There are lots of conscious musicians from east, west, north, south and center of Africa, and—in my observation—one only gets to see most them and listen to their music at festivals. What favors that is the small community of fans that appreciates and values them.

I’ve come to understand; for quite some time now that real/conscious music has been one of those few gizmos in many African Countries that have politically and socially freed, besides enhanced the longevity of peoples’ minds/consciousness. And I feel more people need to give it a chance given the current state of affairs in many African countries.

Didi Awadi (Positive Black Soul) from Senegal is one of the most typical African models of a conscious artist. Lots of people, especially the ones being oppressed, relate to his music because he points out and reflects on people’s struggles and problems.

The same thing can be said about Staff Benda Bilili (Congo), Fid Q from (Tanzania), Breakdance Project Uganda (Uganda), as well as the Graffiti movement in Kenya (due to escalating grievances arising within the public, it chose to expose and ruin the ‘devilish forces’ that are mishandling the wellbeing of the country).

Struggles of life

Through art politically and socially conscious artists purposely disclose real issues that affect real people in mundane struggles of life. How can they reach people out there if they are deprived of a platform or an opportunity to be heard on radio or watched on television?

And it’s not a problem for me if art should not be about struggles or pain (because being real or conscious can’t be nailed down to just that); it can as well denote happiness or love or romance or so on, but the topical incentive should at least be induced by the status quo, thereby paying keen attention to the people’s post-relation to your artistic brainchild.

From right to left: Felix, Abramz and Mark. Photo by Kibuuka Mukisa Oscar.

The motive behind why some of these artists engage themselves in art has changed though. Today the media sort of sets the agenda for them. I’ve heard of a few artists that started out as socially conscious, but due to the unavoidable circumstances—I guess—they ended up changing their course of their music.

I presume it has actually happened with many of them. They have recorded and recorded for over and over again, and ironically not even a single track has ‘‘matched’’ the “radio standards”.

It all starts with the audience I think. The dearth of re-evaluation and enthusiasm for conscious music within the audience: People don’t have the stomach and discipline to listen and digest hardcore lyrics about the realities of the world they live in.

It is like they fear to listen to how messed up this world is, but in my opinion this is the true essence of art.

Conscious music/art highly explores, details, and unfolds several vices that make human lives unbearable in the societies that have bred us. It is more like a revelation of the slipshod part of the world we live in—the modern society and its evil peculiarities.

Lutakome ‘FELIX’ Fidelis is a Ugandan freelance writer who mainly writes about hip-hop culture. His major focus is to create awareness of underground hip-hop artists and events.

One Comment »

  • taye said:

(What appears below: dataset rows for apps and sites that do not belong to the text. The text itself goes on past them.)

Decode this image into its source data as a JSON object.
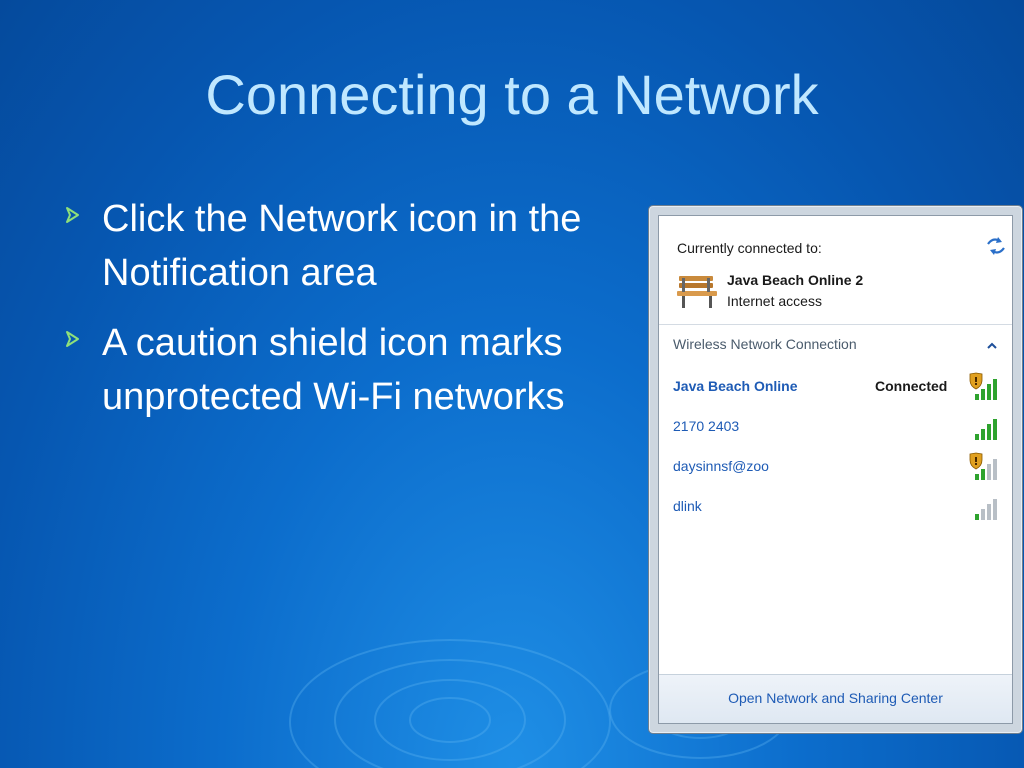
{
  "slide": {
    "title": "Connecting to a Network",
    "bullets": [
      "Click the Network icon in the Notification area",
      "A caution shield icon marks unprotected Wi-Fi networks"
    ]
  },
  "flyout": {
    "currently_connected_label": "Currently connected to:",
    "current": {
      "name": "Java Beach Online  2",
      "status": "Internet access"
    },
    "section_header": "Wireless Network Connection",
    "networks": [
      {
        "name": "Java Beach Online",
        "status": "Connected",
        "secured": false
      },
      {
        "name": "2170 2403",
        "status": "",
        "secured": true
      },
      {
        "name": "daysinnsf@zoo",
        "status": "",
        "secured": false
      },
      {
        "name": "dlink",
        "status": "",
        "secured": true
      }
    ],
    "footer_link": "Open Network and Sharing Center"
  },
  "colors": {
    "title": "#bfe7ff",
    "bullet_arrow": "#8fe07a",
    "link": "#1e5bb5",
    "signal_green": "#2ea32e",
    "shield": "#e0a020"
  },
  "icons": [
    "refresh-icon",
    "bench-icon",
    "collapse-icon",
    "signal-icon",
    "shield-icon",
    "bullet-arrow-icon"
  ]
}
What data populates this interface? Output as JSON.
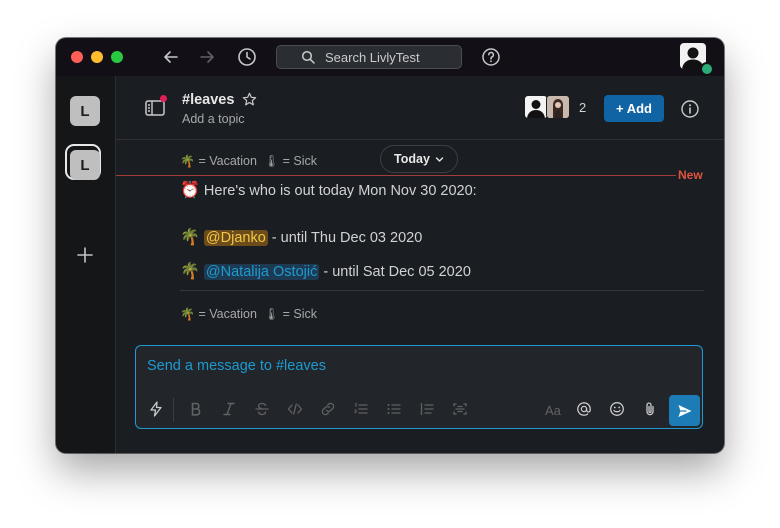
{
  "titlebar": {
    "search_placeholder": "Search LivlyTest",
    "icons": [
      "back-arrow-icon",
      "forward-arrow-icon",
      "history-clock-icon",
      "search-icon",
      "help-icon"
    ]
  },
  "workspaces": {
    "items": [
      {
        "initial": "L",
        "selected": false
      },
      {
        "initial": "L",
        "selected": true
      }
    ]
  },
  "channel": {
    "name": "#leaves",
    "topic": "Add a topic",
    "member_count": "2",
    "add_label": "+ Add"
  },
  "messages": {
    "legend_top": {
      "vacation_emoji": "🌴",
      "vacation_text": "= Vacation",
      "sick_emoji": "🌡",
      "sick_text": "= Sick"
    },
    "date_divider": "Today",
    "new_marker": "New",
    "header": {
      "emoji": "⏰",
      "text": "Here's who is out today Mon Nov 30 2020:"
    },
    "entries": [
      {
        "emoji": "🌴",
        "mention": "@Djanko",
        "text": " - until Thu Dec 03 2020"
      },
      {
        "emoji": "🌴",
        "mention": "@Natalija Ostojić",
        "text": " - until Sat Dec 05 2020"
      }
    ],
    "legend_bottom": {
      "vacation_emoji": "🌴",
      "vacation_text": "= Vacation",
      "sick_emoji": "🌡",
      "sick_text": "= Sick"
    }
  },
  "composer": {
    "placeholder": "Send a message to #leaves",
    "format_label": "Aa"
  },
  "colors": {
    "accent": "#1d9bd1",
    "add_button": "#1164a3",
    "new_marker": "#e0533f",
    "background": "#1a1d21"
  }
}
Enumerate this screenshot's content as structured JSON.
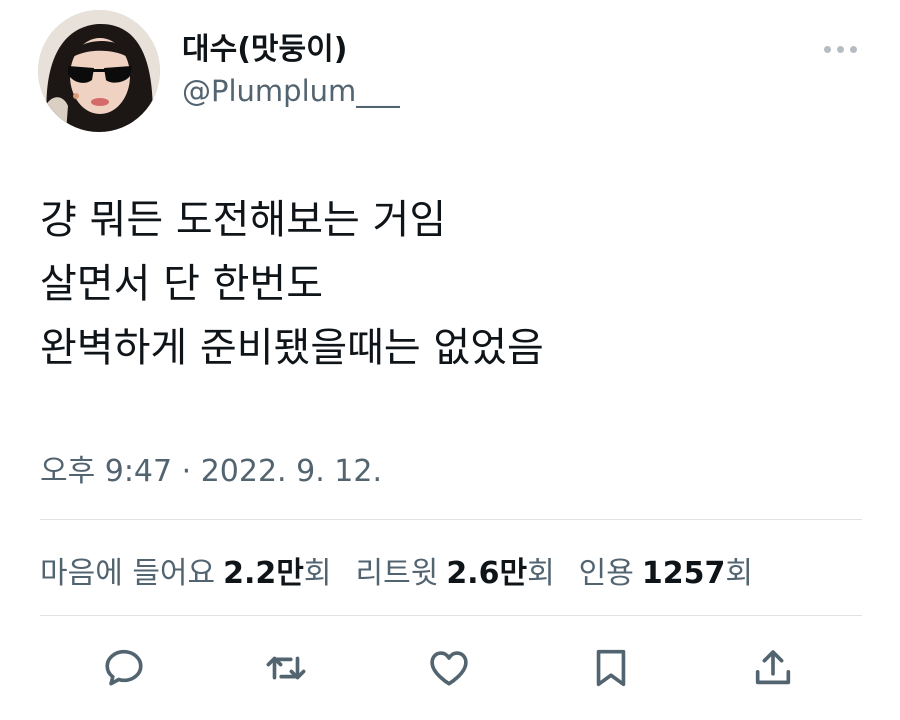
{
  "author": {
    "display_name": "대수(맛둥이)",
    "handle": "@Plumplum___"
  },
  "tweet": {
    "lines": [
      "걍 뭐든 도전해보는 거임",
      "살면서 단 한번도",
      "완벽하게 준비됐을때는 없었음"
    ],
    "timestamp": "오후 9:47 · 2022. 9. 12."
  },
  "stats": {
    "likes": {
      "label": "마음에 들어요",
      "count": "2.2만",
      "unit": "회"
    },
    "retweets": {
      "label": "리트윗",
      "count": "2.6만",
      "unit": "회"
    },
    "quotes": {
      "label": "인용",
      "count": "1257",
      "unit": "회"
    }
  },
  "actions": {
    "icons": [
      "reply-icon",
      "retweet-icon",
      "like-icon",
      "bookmark-icon",
      "share-icon"
    ]
  },
  "colors": {
    "text_primary": "#0f1419",
    "text_secondary": "#536471",
    "divider": "#dfe3e6",
    "icon": "#536471"
  }
}
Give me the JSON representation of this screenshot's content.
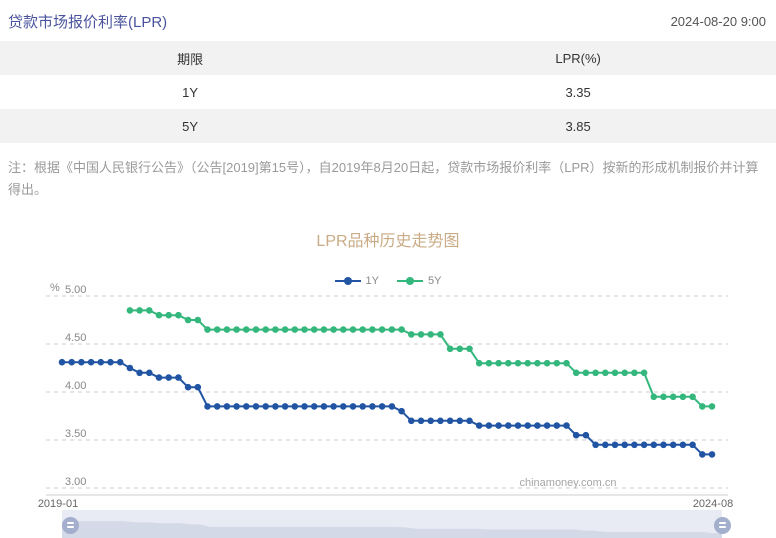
{
  "header": {
    "title": "贷款市场报价利率(LPR)",
    "datetime": "2024-08-20 9:00"
  },
  "table": {
    "columns": [
      "期限",
      "LPR(%)"
    ],
    "rows": [
      {
        "term": "1Y",
        "rate": "3.35"
      },
      {
        "term": "5Y",
        "rate": "3.85"
      }
    ]
  },
  "note": "注：根据《中国人民银行公告》（公告[2019]第15号），自2019年8月20日起，贷款市场报价利率（LPR）按新的形成机制报价并计算得出。",
  "colors": {
    "title": "#4a549e",
    "chart_title": "#c9ab85",
    "blue_1y": "#2155a3",
    "green_5y": "#34b77c",
    "gridline": "#cccccc",
    "axis_line": "#cccccc",
    "slider_track": "#e8ebf3",
    "slider_shadow": "#d3d9e7",
    "slider_handle": "#a4aecd"
  },
  "chart_data": {
    "type": "line",
    "title": "LPR品种历史走势图",
    "ylabel": "%",
    "ylim": [
      3.0,
      5.0
    ],
    "yticks": [
      "5.00",
      "4.50",
      "4.00",
      "3.50",
      "3.00"
    ],
    "x_range": [
      "2019-01",
      "2024-08"
    ],
    "grid": "horizontal dashed",
    "legend_position": "top-center",
    "watermark": "chinamoney.com.cn",
    "x": [
      "2019-01",
      "2019-02",
      "2019-03",
      "2019-04",
      "2019-05",
      "2019-06",
      "2019-07",
      "2019-08",
      "2019-09",
      "2019-10",
      "2019-11",
      "2019-12",
      "2020-01",
      "2020-02",
      "2020-03",
      "2020-04",
      "2020-05",
      "2020-06",
      "2020-07",
      "2020-08",
      "2020-09",
      "2020-10",
      "2020-11",
      "2020-12",
      "2021-01",
      "2021-02",
      "2021-03",
      "2021-04",
      "2021-05",
      "2021-06",
      "2021-07",
      "2021-08",
      "2021-09",
      "2021-10",
      "2021-11",
      "2021-12",
      "2022-01",
      "2022-02",
      "2022-03",
      "2022-04",
      "2022-05",
      "2022-06",
      "2022-07",
      "2022-08",
      "2022-09",
      "2022-10",
      "2022-11",
      "2022-12",
      "2023-01",
      "2023-02",
      "2023-03",
      "2023-04",
      "2023-05",
      "2023-06",
      "2023-07",
      "2023-08",
      "2023-09",
      "2023-10",
      "2023-11",
      "2023-12",
      "2024-01",
      "2024-02",
      "2024-03",
      "2024-04",
      "2024-05",
      "2024-06",
      "2024-07",
      "2024-08"
    ],
    "series": [
      {
        "name": "1Y",
        "color": "#2155a3",
        "values": [
          4.31,
          4.31,
          4.31,
          4.31,
          4.31,
          4.31,
          4.31,
          4.25,
          4.2,
          4.2,
          4.15,
          4.15,
          4.15,
          4.05,
          4.05,
          3.85,
          3.85,
          3.85,
          3.85,
          3.85,
          3.85,
          3.85,
          3.85,
          3.85,
          3.85,
          3.85,
          3.85,
          3.85,
          3.85,
          3.85,
          3.85,
          3.85,
          3.85,
          3.85,
          3.85,
          3.8,
          3.7,
          3.7,
          3.7,
          3.7,
          3.7,
          3.7,
          3.7,
          3.65,
          3.65,
          3.65,
          3.65,
          3.65,
          3.65,
          3.65,
          3.65,
          3.65,
          3.65,
          3.55,
          3.55,
          3.45,
          3.45,
          3.45,
          3.45,
          3.45,
          3.45,
          3.45,
          3.45,
          3.45,
          3.45,
          3.45,
          3.35,
          3.35
        ]
      },
      {
        "name": "5Y",
        "color": "#34b77c",
        "values": [
          null,
          null,
          null,
          null,
          null,
          null,
          null,
          4.85,
          4.85,
          4.85,
          4.8,
          4.8,
          4.8,
          4.75,
          4.75,
          4.65,
          4.65,
          4.65,
          4.65,
          4.65,
          4.65,
          4.65,
          4.65,
          4.65,
          4.65,
          4.65,
          4.65,
          4.65,
          4.65,
          4.65,
          4.65,
          4.65,
          4.65,
          4.65,
          4.65,
          4.65,
          4.6,
          4.6,
          4.6,
          4.6,
          4.45,
          4.45,
          4.45,
          4.3,
          4.3,
          4.3,
          4.3,
          4.3,
          4.3,
          4.3,
          4.3,
          4.3,
          4.3,
          4.2,
          4.2,
          4.2,
          4.2,
          4.2,
          4.2,
          4.2,
          4.2,
          3.95,
          3.95,
          3.95,
          3.95,
          3.95,
          3.85,
          3.85
        ]
      }
    ]
  }
}
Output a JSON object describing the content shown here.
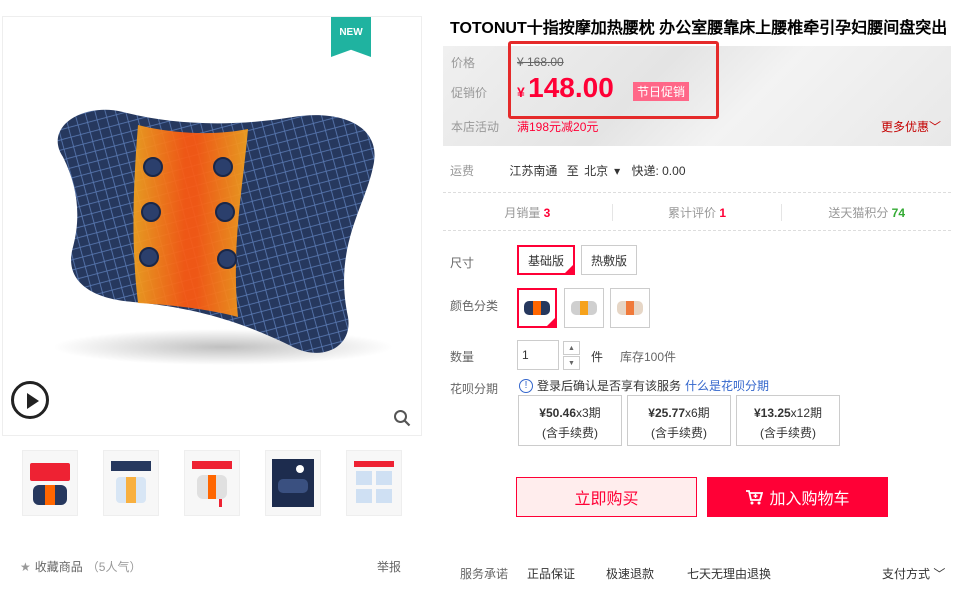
{
  "product": {
    "title": "TOTONUT十指按摩加热腰枕 办公室腰靠床上腰椎牵引孕妇腰间盘突出",
    "new_badge": "NEW"
  },
  "price": {
    "label_price": "价格",
    "original": "¥ 168.00",
    "label_promo": "促销价",
    "currency": "¥",
    "promo": "148.00",
    "promo_tag": "节日促销",
    "label_activity": "本店活动",
    "activity": "满198元减20元",
    "more": "更多优惠"
  },
  "shipping": {
    "label": "运费",
    "from": "江苏南通",
    "to_word": "至",
    "to": "北京",
    "express": "快递: 0.00"
  },
  "stats": {
    "monthly_label": "月销量",
    "monthly_value": "3",
    "reviews_label": "累计评价",
    "reviews_value": "1",
    "points_label": "送天猫积分",
    "points_value": "74"
  },
  "size": {
    "label": "尺寸",
    "options": [
      "基础版",
      "热敷版"
    ]
  },
  "color": {
    "label": "颜色分类"
  },
  "quantity": {
    "label": "数量",
    "value": "1",
    "unit": "件",
    "stock": "库存100件"
  },
  "huabei": {
    "label": "花呗分期",
    "notice": "登录后确认是否享有该服务",
    "link": "什么是花呗分期",
    "plans": [
      {
        "amount": "¥50.46",
        "periods": "x3期",
        "fee": "(含手续费)"
      },
      {
        "amount": "¥25.77",
        "periods": "x6期",
        "fee": "(含手续费)"
      },
      {
        "amount": "¥13.25",
        "periods": "x12期",
        "fee": "(含手续费)"
      }
    ]
  },
  "actions": {
    "buy": "立即购买",
    "cart": "加入购物车"
  },
  "footer": {
    "favorite": "收藏商品",
    "popularity": "（5人气）",
    "report": "举报",
    "promise_label": "服务承诺",
    "promise1": "正品保证",
    "promise2": "极速退款",
    "promise3": "七天无理由退换",
    "payment": "支付方式"
  },
  "colors": {
    "accent": "#ff0036",
    "highlight": "#e52a2a",
    "teal": "#1fb3a0"
  }
}
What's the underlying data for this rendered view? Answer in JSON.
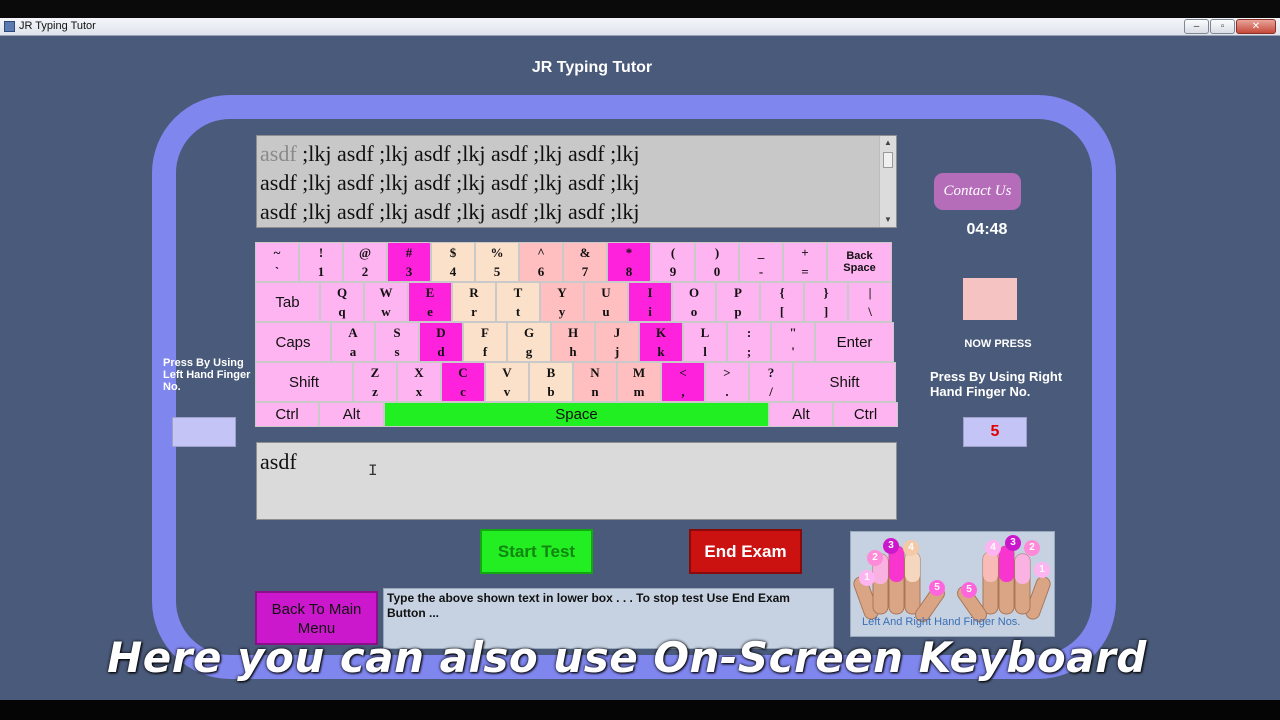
{
  "window": {
    "title": "JR Typing Tutor",
    "controls": [
      "minimize",
      "maximize",
      "close"
    ]
  },
  "app": {
    "title": "JR Typing Tutor"
  },
  "target_text": {
    "lines": [
      {
        "done": "asdf",
        "rest": " ;lkj asdf ;lkj asdf ;lkj asdf ;lkj asdf ;lkj"
      },
      {
        "done": "",
        "rest": "asdf ;lkj asdf ;lkj asdf ;lkj asdf ;lkj asdf ;lkj"
      },
      {
        "done": "",
        "rest": "asdf ;lkj asdf ;lkj asdf ;lkj asdf ;lkj asdf ;lkj"
      }
    ]
  },
  "keyboard": {
    "colors": {
      "m": "#ff22dd",
      "l": "#ffb4f2",
      "p": "#ffbfc0",
      "b": "#fbe0ca",
      "g": "#22ef22"
    },
    "rows": [
      [
        {
          "top": "~",
          "bottom": "`",
          "color": "l"
        },
        {
          "top": "!",
          "bottom": "1",
          "color": "l"
        },
        {
          "top": "@",
          "bottom": "2",
          "color": "l"
        },
        {
          "top": "#",
          "bottom": "3",
          "color": "m"
        },
        {
          "top": "$",
          "bottom": "4",
          "color": "b"
        },
        {
          "top": "%",
          "bottom": "5",
          "color": "b"
        },
        {
          "top": "^",
          "bottom": "6",
          "color": "p"
        },
        {
          "top": "&",
          "bottom": "7",
          "color": "p"
        },
        {
          "top": "*",
          "bottom": "8",
          "color": "m"
        },
        {
          "top": "(",
          "bottom": "9",
          "color": "l"
        },
        {
          "top": ")",
          "bottom": "0",
          "color": "l"
        },
        {
          "top": "_",
          "bottom": "-",
          "color": "l"
        },
        {
          "top": "+",
          "bottom": "=",
          "color": "l"
        },
        {
          "label": "Back Space",
          "color": "l",
          "wide": true,
          "small": true
        }
      ],
      [
        {
          "label": "Tab",
          "color": "l",
          "wide": true
        },
        {
          "top": "Q",
          "bottom": "q",
          "color": "l"
        },
        {
          "top": "W",
          "bottom": "w",
          "color": "l"
        },
        {
          "top": "E",
          "bottom": "e",
          "color": "m"
        },
        {
          "top": "R",
          "bottom": "r",
          "color": "b"
        },
        {
          "top": "T",
          "bottom": "t",
          "color": "b"
        },
        {
          "top": "Y",
          "bottom": "y",
          "color": "p"
        },
        {
          "top": "U",
          "bottom": "u",
          "color": "p"
        },
        {
          "top": "I",
          "bottom": "i",
          "color": "m"
        },
        {
          "top": "O",
          "bottom": "o",
          "color": "l"
        },
        {
          "top": "P",
          "bottom": "p",
          "color": "l"
        },
        {
          "top": "{",
          "bottom": "[",
          "color": "l"
        },
        {
          "top": "}",
          "bottom": "]",
          "color": "l"
        },
        {
          "top": "|",
          "bottom": "\\",
          "color": "l"
        }
      ],
      [
        {
          "label": "Caps",
          "color": "l",
          "wide": true
        },
        {
          "top": "A",
          "bottom": "a",
          "color": "l"
        },
        {
          "top": "S",
          "bottom": "s",
          "color": "l"
        },
        {
          "top": "D",
          "bottom": "d",
          "color": "m"
        },
        {
          "top": "F",
          "bottom": "f",
          "color": "b"
        },
        {
          "top": "G",
          "bottom": "g",
          "color": "b"
        },
        {
          "top": "H",
          "bottom": "h",
          "color": "p"
        },
        {
          "top": "J",
          "bottom": "j",
          "color": "p"
        },
        {
          "top": "K",
          "bottom": "k",
          "color": "m"
        },
        {
          "top": "L",
          "bottom": "l",
          "color": "l"
        },
        {
          "top": ":",
          "bottom": ";",
          "color": "l"
        },
        {
          "top": "\"",
          "bottom": "'",
          "color": "l"
        },
        {
          "label": "Enter",
          "color": "l",
          "wide": true
        }
      ],
      [
        {
          "label": "Shift",
          "color": "l",
          "wide": true
        },
        {
          "top": "Z",
          "bottom": "z",
          "color": "l"
        },
        {
          "top": "X",
          "bottom": "x",
          "color": "l"
        },
        {
          "top": "C",
          "bottom": "c",
          "color": "m"
        },
        {
          "top": "V",
          "bottom": "v",
          "color": "b"
        },
        {
          "top": "B",
          "bottom": "b",
          "color": "b"
        },
        {
          "top": "N",
          "bottom": "n",
          "color": "p"
        },
        {
          "top": "M",
          "bottom": "m",
          "color": "p"
        },
        {
          "top": "<",
          "bottom": ",",
          "color": "m"
        },
        {
          "top": ">",
          "bottom": ".",
          "color": "l"
        },
        {
          "top": "?",
          "bottom": "/",
          "color": "l"
        },
        {
          "label": "Shift",
          "color": "l",
          "wide": true
        }
      ],
      [
        {
          "label": "Ctrl",
          "color": "l",
          "wide": true
        },
        {
          "label": "Alt",
          "color": "l",
          "wide": true
        },
        {
          "label": "Space",
          "color": "g",
          "wide": true
        },
        {
          "label": "Alt",
          "color": "l",
          "wide": true
        },
        {
          "label": "Ctrl",
          "color": "l",
          "wide": true
        }
      ]
    ]
  },
  "side": {
    "contact_label": "Contact Us",
    "timer": "04:48",
    "now_press_label": "NOW PRESS",
    "now_press_key": "",
    "right_hand_label": "Press By Using Right Hand  Finger No.",
    "right_finger": "5",
    "left_hand_label": "Press By Using Left Hand Finger No.",
    "left_finger": ""
  },
  "typed_text": "asdf",
  "buttons": {
    "start": "Start Test",
    "end": "End Exam",
    "back": "Back To Main Menu"
  },
  "instructions": "Type the above shown text in lower box . . . To stop test Use End Exam Button ...",
  "hands_caption": "Left And Right Hand Finger Nos.",
  "finger_numbers_left": [
    "1",
    "2",
    "3",
    "4",
    "5"
  ],
  "finger_numbers_right": [
    "4",
    "3",
    "2",
    "1",
    "5"
  ],
  "subtitle": "Here you can also use On-Screen Keyboard"
}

    For years,not just months. i have encountered situations where i need to let people of the generation i come after see art this way. It became clear to me that for our generation here n uganda. Art came to be just a mere thin line of destinations that failures is life(as they are called) resort to following. And because of that getting such a message to infiltrate our elders minds to make tem understand the relevance of art to community is something that has failed come about,as citizens who have the love for art, i as one of them feels like the people plea towards directing the youths mindset towards art is a solution to many of our future problems , and ofcourse that can not be enough alone, we need major corporate bodies to also have an understanding for this and use their power to push this motion through, we need this government also to inject resources in art as a social-economic investment. Art is strong, it has power to reach different spheres of the human brain. but only if it is relevant, loved, handled and supported that it can show its entire power to a society like the one we live in here in uganda